**INSTRUCTIONS FOR THE TASK:** Search the data for the string "title" and copy each line where it turns up.

[[ DATA EXCERPTS, beginning ]]

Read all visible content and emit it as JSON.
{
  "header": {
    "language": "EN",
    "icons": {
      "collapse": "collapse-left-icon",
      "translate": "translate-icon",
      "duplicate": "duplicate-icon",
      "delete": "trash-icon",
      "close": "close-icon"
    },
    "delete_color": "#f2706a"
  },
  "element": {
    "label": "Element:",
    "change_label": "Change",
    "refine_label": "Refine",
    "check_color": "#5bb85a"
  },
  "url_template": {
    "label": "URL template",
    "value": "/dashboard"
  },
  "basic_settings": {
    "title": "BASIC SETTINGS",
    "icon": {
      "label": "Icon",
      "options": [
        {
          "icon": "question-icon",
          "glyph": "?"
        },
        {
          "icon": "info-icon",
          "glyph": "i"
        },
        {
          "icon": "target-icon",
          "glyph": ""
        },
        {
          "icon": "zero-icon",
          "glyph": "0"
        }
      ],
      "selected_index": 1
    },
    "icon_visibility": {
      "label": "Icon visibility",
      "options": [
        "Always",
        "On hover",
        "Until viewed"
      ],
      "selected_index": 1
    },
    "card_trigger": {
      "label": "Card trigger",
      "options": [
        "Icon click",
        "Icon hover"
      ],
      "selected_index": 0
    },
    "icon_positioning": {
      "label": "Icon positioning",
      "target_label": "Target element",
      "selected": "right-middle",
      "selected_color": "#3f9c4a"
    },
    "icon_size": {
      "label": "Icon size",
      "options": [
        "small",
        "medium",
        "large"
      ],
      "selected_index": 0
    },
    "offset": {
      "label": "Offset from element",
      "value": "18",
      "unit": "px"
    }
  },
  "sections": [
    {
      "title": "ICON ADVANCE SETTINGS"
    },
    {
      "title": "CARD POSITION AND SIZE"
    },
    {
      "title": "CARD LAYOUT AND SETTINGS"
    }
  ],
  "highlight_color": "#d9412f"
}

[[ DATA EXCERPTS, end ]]

**YOUR RESPONSE:**
    "title": "BASIC SETTINGS",
      "title": "ICON ADVANCE SETTINGS"
      "title": "CARD POSITION AND SIZE"
      "title": "CARD LAYOUT AND SETTINGS"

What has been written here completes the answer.